Forget thinking you can’t get pregnant the first time, or that catching an STD won’t happen to you. If you’re having sex, getting busy or just fooling around, you need to be using (or at least thinking about) contraception, so here's your options.
These little latex socks are cheap, practical and safe - plus they're THE ONLY form of contraception that protects you from STIs (win!). Ignore your bae if he says, “but sex doesn’t feel the same” (not true) and keep your own supply handy. Condoms are very effective if used properly, just make sure you follow the instructions on the pack.
How it works: A condom prevents sperm from entering the vagina provided it’s used correctly.

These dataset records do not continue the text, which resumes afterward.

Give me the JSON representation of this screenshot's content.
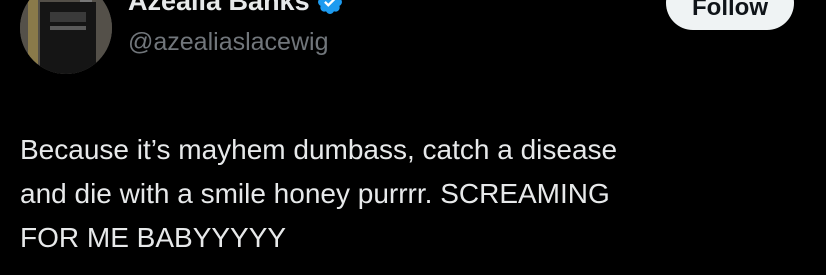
{
  "author": {
    "display_name": "Azealia Banks",
    "handle": "@azealiaslacewig",
    "verified": true,
    "avatar_icon": "profile-avatar"
  },
  "actions": {
    "follow_label": "Follow"
  },
  "tweet": {
    "text": "Because it’s mayhem dumbass, catch a disease\nand die with a smile honey purrrr. SCREAMING\nFOR ME BABYYYYY"
  },
  "colors": {
    "background": "#000000",
    "primary_text": "#e7e9ea",
    "secondary_text": "#71767b",
    "verified_blue": "#1d9bf0",
    "follow_bg": "#eff3f4"
  }
}
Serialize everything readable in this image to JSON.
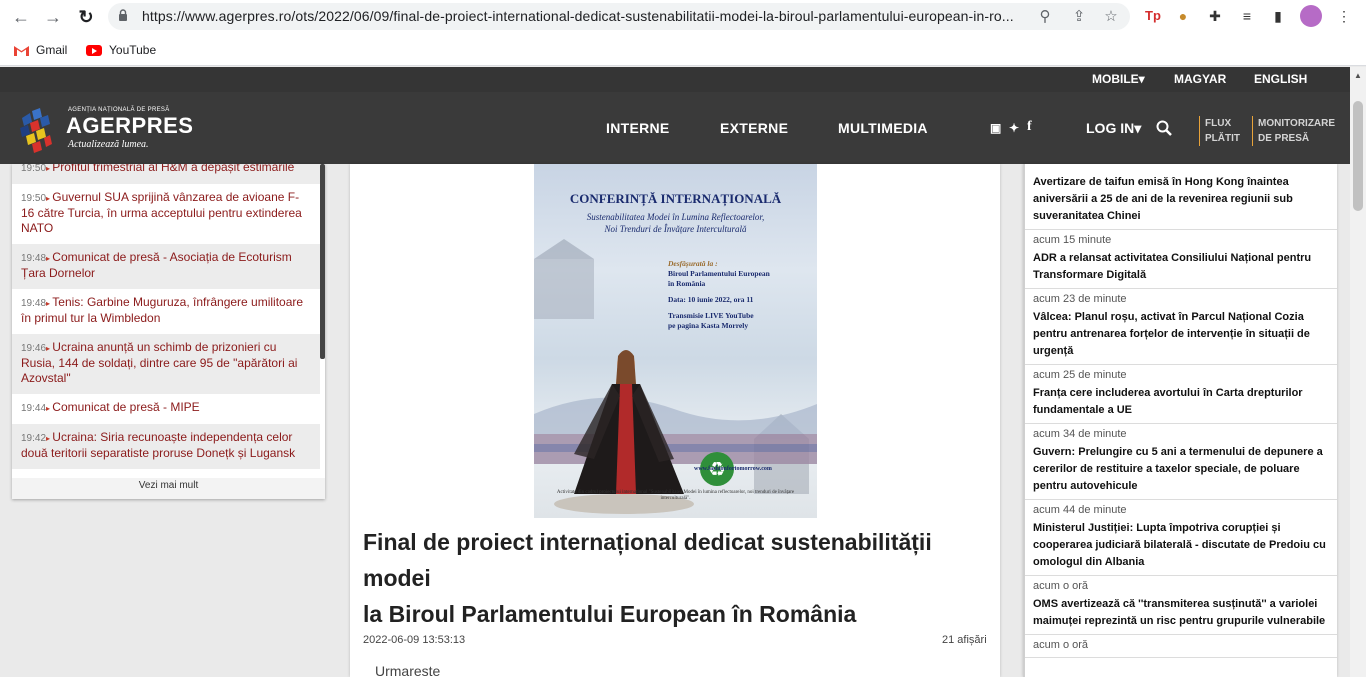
{
  "browser": {
    "url": "https://www.agerpres.ro/ots/2022/06/09/final-de-proiect-international-dedicat-sustenabilitatii-modei-la-biroul-parlamentului-european-in-ro...",
    "bookmarks": [
      {
        "label": "Gmail",
        "icon": "gmail-icon"
      },
      {
        "label": "YouTube",
        "icon": "youtube-icon"
      }
    ],
    "accent": "#ffffff"
  },
  "site": {
    "top_links": [
      "MOBILE▾",
      "MAGYAR",
      "ENGLISH"
    ],
    "logo_tagline": "AGENȚIA NAȚIONALĂ DE PRESĂ",
    "logo_name": "AGERPRES",
    "logo_slogan": "Actualizează lumea.",
    "nav": [
      "INTERNE",
      "EXTERNE",
      "MULTIMEDIA"
    ],
    "login": "LOG IN▾",
    "flux_line1": "FLUX",
    "flux_line2": "PLĂTIT",
    "monitor_line1": "MONITORIZARE",
    "monitor_line2": "DE PRESĂ",
    "header_bg": "#3a3a3a"
  },
  "left_news": {
    "items": [
      {
        "time": "19:50",
        "title": "Profitul trimestrial al H&M a depășit estimările",
        "shaded": true
      },
      {
        "time": "19:50",
        "title": "Guvernul SUA sprijină vânzarea de avioane F-16 către Turcia, în urma acceptului pentru extinderea NATO",
        "shaded": false
      },
      {
        "time": "19:48",
        "title": "Comunicat de presă - Asociația de Ecoturism Țara Dornelor",
        "shaded": true
      },
      {
        "time": "19:48",
        "title": "Tenis: Garbine Muguruza, înfrângere umilitoare în primul tur la Wimbledon",
        "shaded": false
      },
      {
        "time": "19:46",
        "title": "Ucraina anunță un schimb de prizonieri cu Rusia, 144 de soldați, dintre care 95 de \"apărători ai Azovstal\"",
        "shaded": true
      },
      {
        "time": "19:44",
        "title": "Comunicat de presă - MIPE",
        "shaded": false
      },
      {
        "time": "19:42",
        "title": "Ucraina: Siria recunoaște independența celor două teritorii separatiste proruse Donețk și Lugansk",
        "shaded": true
      }
    ],
    "more_label": "Vezi mai mult"
  },
  "article": {
    "poster": {
      "title": "CONFERINȚĂ INTERNAȚIONALĂ",
      "subtitle1": "Sustenabilitatea Modei în Lumina Reflectoarelor,",
      "subtitle2": "Noi Trenduri de Învățare Interculturală",
      "venue_label": "Desfășurată la :",
      "venue1": "Biroul Parlamentului European",
      "venue2": "în România",
      "date": "Data: 10 iunie 2022, ora 11",
      "stream1": "Transmisie LIVE YouTube",
      "stream2": "pe pagina Kasta Morrely",
      "website": "www.fashionfortomorrow.com",
      "footer": "Activitate din cadrul proiectului internațional \"Sustenabilitatea Modei în lumina reflectoarelor, noi trenduri de învățare interculturală\"."
    },
    "title_line1": "Final de proiect internațional dedicat sustenabilității",
    "title_line2": "modei",
    "title_line3": "la Biroul Parlamentului European în România",
    "date": "2022-06-09 13:53:13",
    "views": "21 afișări",
    "follow": "Urmareste"
  },
  "right_news": {
    "items": [
      {
        "time": "",
        "title": "Avertizare de taifun emisă în Hong Kong înaintea aniversării a 25 de ani de la revenirea regiunii sub suveranitatea Chinei"
      },
      {
        "time": "acum 15 minute",
        "title": "ADR a relansat activitatea Consiliului Național pentru Transformare Digitală"
      },
      {
        "time": "acum 23 de minute",
        "title": "Vâlcea: Planul roșu, activat în Parcul Național Cozia pentru antrenarea forțelor de intervenție în situații de urgență"
      },
      {
        "time": "acum 25 de minute",
        "title": "Franța cere includerea avortului în Carta drepturilor fundamentale a UE"
      },
      {
        "time": "acum 34 de minute",
        "title": "Guvern: Prelungire cu 5 ani a termenului de depunere a cererilor de restituire a taxelor speciale, de poluare pentru autovehicule"
      },
      {
        "time": "acum 44 de minute",
        "title": "Ministerul Justiției: Lupta împotriva corupției și cooperarea judiciară bilaterală - discutate de Predoiu cu omologul din Albania"
      },
      {
        "time": "acum o oră",
        "title": "OMS avertizează că ''transmiterea susținută'' a variolei maimuței reprezintă un risc pentru grupurile vulnerabile"
      },
      {
        "time": "acum o oră",
        "title": ""
      }
    ]
  }
}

Beware because… While condoms are effective, they can break. Help prevent this by checking the use-by date on the pack, store them away from sunlight and never use them with oil-based lubricants (like massage oil, baby oil or Vaseline). Use a water-based lubricant instead, and if the condom breaks or falls off stop having sex immediately and consider getting along to the chemist to get the morning-after pill (scroll right down for more on this).

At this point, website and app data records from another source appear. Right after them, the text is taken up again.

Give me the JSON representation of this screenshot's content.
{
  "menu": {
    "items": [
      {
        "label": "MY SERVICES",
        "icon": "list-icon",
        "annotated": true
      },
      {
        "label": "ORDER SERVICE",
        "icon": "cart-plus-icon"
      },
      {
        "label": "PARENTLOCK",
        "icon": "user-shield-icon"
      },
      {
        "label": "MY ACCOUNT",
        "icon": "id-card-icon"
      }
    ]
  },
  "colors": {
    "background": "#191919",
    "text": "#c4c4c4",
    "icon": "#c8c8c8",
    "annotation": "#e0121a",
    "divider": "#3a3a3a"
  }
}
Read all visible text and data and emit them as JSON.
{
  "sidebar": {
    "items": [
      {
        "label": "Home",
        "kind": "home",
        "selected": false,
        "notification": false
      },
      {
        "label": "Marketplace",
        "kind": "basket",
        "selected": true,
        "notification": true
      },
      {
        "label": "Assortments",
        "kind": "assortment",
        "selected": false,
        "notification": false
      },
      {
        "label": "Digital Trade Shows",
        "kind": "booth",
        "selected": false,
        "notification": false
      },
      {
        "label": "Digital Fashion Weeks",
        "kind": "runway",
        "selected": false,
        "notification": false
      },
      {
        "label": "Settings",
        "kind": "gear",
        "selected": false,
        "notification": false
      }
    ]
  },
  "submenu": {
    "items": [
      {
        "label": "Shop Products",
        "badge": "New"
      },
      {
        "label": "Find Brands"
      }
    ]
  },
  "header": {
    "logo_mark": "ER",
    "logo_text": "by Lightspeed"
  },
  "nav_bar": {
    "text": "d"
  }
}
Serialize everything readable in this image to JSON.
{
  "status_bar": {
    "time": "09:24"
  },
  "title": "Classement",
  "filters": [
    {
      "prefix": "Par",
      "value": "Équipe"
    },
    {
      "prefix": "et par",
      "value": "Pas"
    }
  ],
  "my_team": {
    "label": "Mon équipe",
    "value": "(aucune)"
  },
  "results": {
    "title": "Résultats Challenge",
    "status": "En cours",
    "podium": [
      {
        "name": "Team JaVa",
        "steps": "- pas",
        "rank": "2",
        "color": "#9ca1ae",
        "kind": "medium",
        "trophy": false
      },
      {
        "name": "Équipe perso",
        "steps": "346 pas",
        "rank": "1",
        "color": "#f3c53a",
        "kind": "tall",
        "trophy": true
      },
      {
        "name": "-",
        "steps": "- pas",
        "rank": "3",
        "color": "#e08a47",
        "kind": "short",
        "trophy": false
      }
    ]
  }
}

Where do I get it?
From chemists, supermarkets, convenience stores, and even some vending machines. There’s lots of different brands in a range of prices (from $6.50-$15 per pack). Keep in mind that a female condom is now available. It’s still relatively new, but ask your local Family Planning Clinic if you’d like to know more.
The pill is the most suited to gals in a committed #ship - who know their bae's sexual history - coz it doesn’t protect you from STIs. It's 99% effective at preventing pregnancy provided it’s used the right way.

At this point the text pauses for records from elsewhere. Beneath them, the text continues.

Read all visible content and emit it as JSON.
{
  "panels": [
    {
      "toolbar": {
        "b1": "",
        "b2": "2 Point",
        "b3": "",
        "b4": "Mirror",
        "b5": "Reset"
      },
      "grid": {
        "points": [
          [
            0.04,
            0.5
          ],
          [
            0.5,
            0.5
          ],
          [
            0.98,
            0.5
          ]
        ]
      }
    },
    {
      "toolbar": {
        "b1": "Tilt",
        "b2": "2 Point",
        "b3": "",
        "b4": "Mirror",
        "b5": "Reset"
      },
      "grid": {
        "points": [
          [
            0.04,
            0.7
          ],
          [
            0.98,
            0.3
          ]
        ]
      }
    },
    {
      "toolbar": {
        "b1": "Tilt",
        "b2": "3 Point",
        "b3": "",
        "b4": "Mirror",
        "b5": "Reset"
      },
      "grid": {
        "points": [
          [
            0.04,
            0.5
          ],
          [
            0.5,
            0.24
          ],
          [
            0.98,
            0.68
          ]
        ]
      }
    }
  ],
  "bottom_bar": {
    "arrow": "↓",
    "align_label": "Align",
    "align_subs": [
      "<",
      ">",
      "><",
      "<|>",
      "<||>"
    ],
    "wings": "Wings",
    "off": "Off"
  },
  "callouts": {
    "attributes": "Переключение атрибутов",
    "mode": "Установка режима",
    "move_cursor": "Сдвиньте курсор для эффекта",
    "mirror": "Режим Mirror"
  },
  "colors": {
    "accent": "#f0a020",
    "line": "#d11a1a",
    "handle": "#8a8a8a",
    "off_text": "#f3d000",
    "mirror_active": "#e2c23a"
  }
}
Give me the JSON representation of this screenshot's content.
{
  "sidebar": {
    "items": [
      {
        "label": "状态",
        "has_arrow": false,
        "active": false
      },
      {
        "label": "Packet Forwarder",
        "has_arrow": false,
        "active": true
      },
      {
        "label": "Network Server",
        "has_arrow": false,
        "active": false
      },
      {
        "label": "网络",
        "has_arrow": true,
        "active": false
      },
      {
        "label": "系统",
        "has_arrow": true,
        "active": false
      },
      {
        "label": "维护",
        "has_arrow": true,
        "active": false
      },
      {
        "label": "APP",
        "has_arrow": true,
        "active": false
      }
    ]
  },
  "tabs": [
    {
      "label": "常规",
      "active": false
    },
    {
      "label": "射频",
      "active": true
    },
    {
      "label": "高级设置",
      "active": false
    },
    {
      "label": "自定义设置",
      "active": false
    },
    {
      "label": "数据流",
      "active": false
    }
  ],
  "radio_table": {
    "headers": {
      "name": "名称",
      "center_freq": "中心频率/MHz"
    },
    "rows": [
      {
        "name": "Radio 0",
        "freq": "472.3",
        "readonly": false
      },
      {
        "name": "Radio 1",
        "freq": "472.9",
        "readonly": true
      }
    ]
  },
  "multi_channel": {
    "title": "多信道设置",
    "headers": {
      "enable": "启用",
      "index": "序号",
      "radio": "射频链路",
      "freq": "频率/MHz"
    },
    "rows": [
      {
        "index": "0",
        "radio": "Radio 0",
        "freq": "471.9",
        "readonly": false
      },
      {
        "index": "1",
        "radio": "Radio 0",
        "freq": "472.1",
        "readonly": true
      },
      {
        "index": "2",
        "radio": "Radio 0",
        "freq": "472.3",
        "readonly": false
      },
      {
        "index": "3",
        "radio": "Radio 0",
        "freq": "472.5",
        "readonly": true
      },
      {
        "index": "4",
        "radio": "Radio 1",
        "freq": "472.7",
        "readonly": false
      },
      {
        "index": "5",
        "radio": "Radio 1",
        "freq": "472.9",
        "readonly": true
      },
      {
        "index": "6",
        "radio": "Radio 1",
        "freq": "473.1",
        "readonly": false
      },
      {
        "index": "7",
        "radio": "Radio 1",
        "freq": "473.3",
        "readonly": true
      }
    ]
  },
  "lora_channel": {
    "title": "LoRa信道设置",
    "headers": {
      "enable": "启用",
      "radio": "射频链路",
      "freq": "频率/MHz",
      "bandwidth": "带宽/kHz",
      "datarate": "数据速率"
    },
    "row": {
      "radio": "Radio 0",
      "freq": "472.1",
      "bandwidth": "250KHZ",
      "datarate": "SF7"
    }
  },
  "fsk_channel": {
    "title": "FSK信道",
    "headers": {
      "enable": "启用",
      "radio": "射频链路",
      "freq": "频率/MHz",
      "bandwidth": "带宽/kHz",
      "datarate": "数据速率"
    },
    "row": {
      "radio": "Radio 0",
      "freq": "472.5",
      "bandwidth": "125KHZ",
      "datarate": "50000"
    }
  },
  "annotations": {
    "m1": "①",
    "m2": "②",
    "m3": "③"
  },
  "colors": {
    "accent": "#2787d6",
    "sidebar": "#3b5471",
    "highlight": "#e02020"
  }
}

How it works: There are many different brands of Pill, but all fall into one of two categories: 1) The combined pill (which contains a combination of two hormones, oestrogen and progesterone) works by stopping the ovary releasing an egg. 2) The mini pill contains only one hormone (progesterone). It works by thickening the cervical mucus, to prevent sperm from entering the uterus. Your doctor will advise which type is best for you.
Beware because… There can be some side effects, but if they do occur you can try a different brand of Pill (there are lots) until you find one which is right for you. Possible side effects when using the Pill are increased irritability, acne, weight gain, enlarged and tender breasts and skin pigmentation. The benefits are that it can regulate your period and reduce acne. Keep in mind that vomiting, diarrhoea and some antibiotics can reduce the Pill's effectiveness, and it won’t work unless you take it around the same time each day. It’s a good idea to set your phone alarm so you don't forget.
Where do I get it?
On prescription from a doctor or Family Planning Clinic. Making an appointment might seem a bit scary, but remember that all consultations are confidential. Prices for the Pill range from $35 for a four-month supply for the older brands. Newer brands can cost up to $283 for a year’s supply.
This is a shallow rubber cap (sometimes used with spermicidal foam or jelly) that sits over the cervix. An alternative is the cervical cap (a smaller version), if you find the diaphragm uncomfortable.
How it works: It prevents sperm from meeting up with the ovum. You put it in before sex and have to leave it there for at least six hours afterwards. It can be tricky to insert at first, so practise a few times to avoid any awk moments in the bedroom.
Beware because… It can be tricky to use. The diaphragm is less effective than many other forms of contraception, and can have a failure rate of up to 20%.
Where do I get it?
From a GP or family planning clinic; it's a flat fee of about $70–90 and it lasts a couple years.
This is a high-dose injection of a hormone called progesterone, given once every three months.
How it works: Like the pill, Depo prevents eggs being released. If the sight of a needle makes you squirm, this isn’t for you. But if you’re hopeless at remembering to take the Pill, it's perfect. Depo usually makes your period stop after you’ve used it for a while. Some gals experience unpredictable bleeding or spotting (usually light).
Beware because… Side effects can include breast tenderness, weight gain, depression and spotting (in some cases). If you stop taking the shot, it can take up to six months to a year before your fertility returns to normal.
Where do I get it?
Your doctor will issue a prescription and each injection costs around $25-30.
This 4cm plastic rod is inserted on the inside of the arm and steadily releases a small amount of hormone. It lasts for three years.
How it works? It contains a hormone that helps prevent pregnancy, much like the Pill only once it's inserted you can forget about it as it'll do all the work for you.
Beware because… It doesn't protect against STIs and is only 99.8 per cent effective. It can also mess with your periods - they may become heavier or lighter or even longer.
Where do I get it? Your local GP or Family Planning Clinic can help you out. The implant will set you back about $35.
Only in an emergency… The morning-after pill
The morning-after pill is a last resort after unsafe sex (or the condom breaks), but it is absolutely not contraception and doesn’t protect against STIs.
How it works? The morning-after pill is one single pill that must be taken no later than 72 hours after unprotected sex. This high dosage of contraceptive alters the lining of the uterus, so the egg can’t implant.
Beware because… It can cause nausea.
Where do I get it? You can now buy this over-the-counter at any chemist and it usually costs about $18.